Clifford I say, come forth and fight with me,Clifford, I say, come forth and fight with me.2H6 V.ii.5
Proud Northerne Lord, Clifford of Cumberland,Proud northern lord, Clifford of Cumberland,2H6 V.ii.6
Warwicke is hoarse with calling thee to armes.Warwick is hoarse with calling thee to arms.2H6 V.ii.7
How now my Noble Lord? What all a-foot.How now, my noble lord?
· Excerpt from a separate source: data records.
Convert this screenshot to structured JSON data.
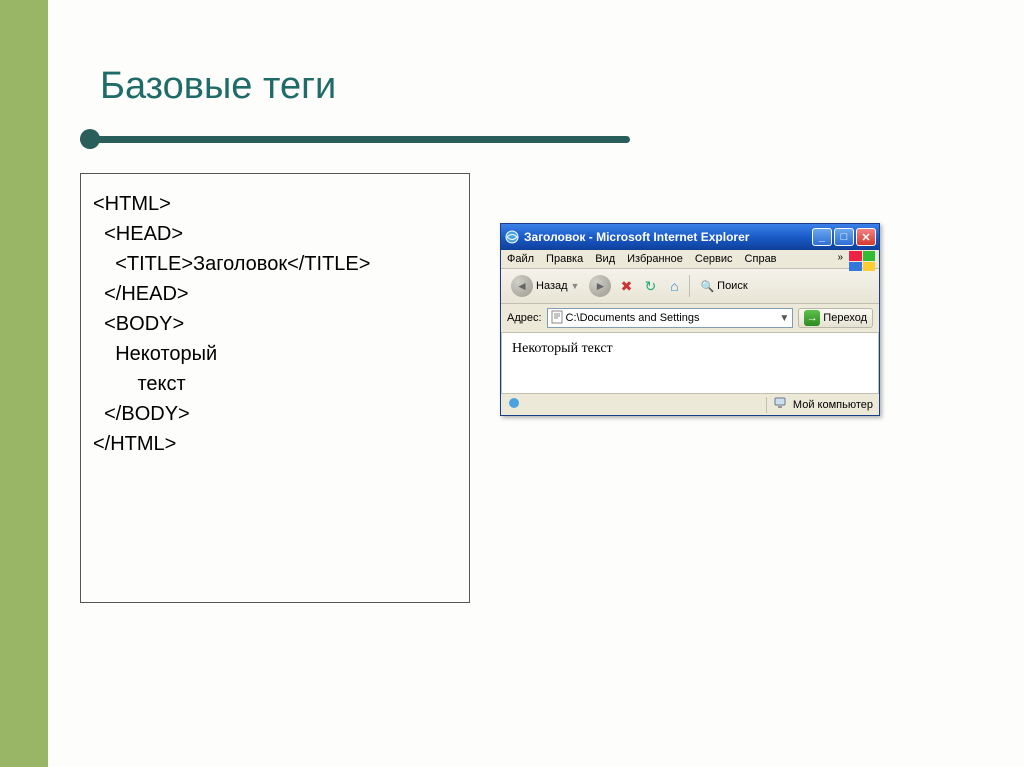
{
  "slide": {
    "title": "Базовые теги",
    "code": "<HTML>\n  <HEAD>\n    <TITLE>Заголовок</TITLE>\n  </HEAD>\n  <BODY>\n    Некоторый\n        текст\n  </BODY>\n</HTML>"
  },
  "browser": {
    "titlebar": "Заголовок - Microsoft Internet Explorer",
    "menu": {
      "file": "Файл",
      "edit": "Правка",
      "view": "Вид",
      "favorites": "Избранное",
      "tools": "Сервис",
      "help": "Справ"
    },
    "toolbar": {
      "back": "Назад",
      "search": "Поиск"
    },
    "addressbar": {
      "label": "Адрес:",
      "path": "C:\\Documents and Settings",
      "go": "Переход"
    },
    "body": "Некоторый текст",
    "status": {
      "mycomputer": "Мой компьютер"
    }
  }
}
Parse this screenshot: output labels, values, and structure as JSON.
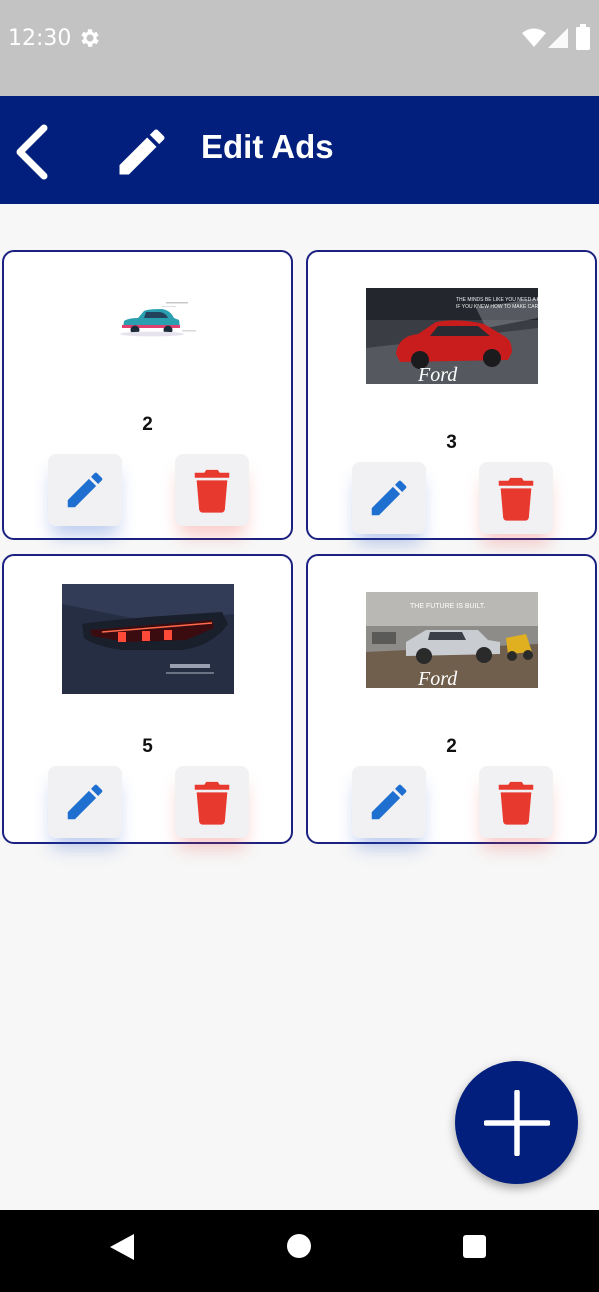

What, all afoot?2H6 V.ii.8
Of one or both of vs the time is come.Of one or both of us the time is come.2H6 V.ii.13
Then nobly Yorke, 'tis for a Crown thou fightst:Then nobly, York; 'tis for a crown thou fightest.2H6 V.ii.16
As I intend Clifford to thriue to day,As I intend, Clifford, to thrive today,2H6 V.ii.17
It greeues my soule to leaue theee vnassail'd. It grieves my soul to leave thee unassailed.2H6 V.ii.18
After them: nay before them if we can:After them! Nay, before them, if we can.2H6 V.iii.28
Now by my hand (Lords) 'twas a glorious day.Now by my hand, lords, 'twas a glorious day.2H6 V.iii.29
Saint Albons battell wonne by famous Yorke,Saint Albans battle, won by famous York,2H6 V.iii.30
Shall be eterniz'd in all Age to come.Shall be eternized in all age to come.2H6 V.iii.31
Sound Drumme and Trumpets, and to London all,Sound drum and trumpets, and to London all,2H6 V.iii.32
And more such dayes as these, to vs befall. And more such days as these to us befall!2H6 V.iii.33
SHAKESPEARE'S WORDS © 2018 DAVID CRYSTAL & BEN CRYSTAL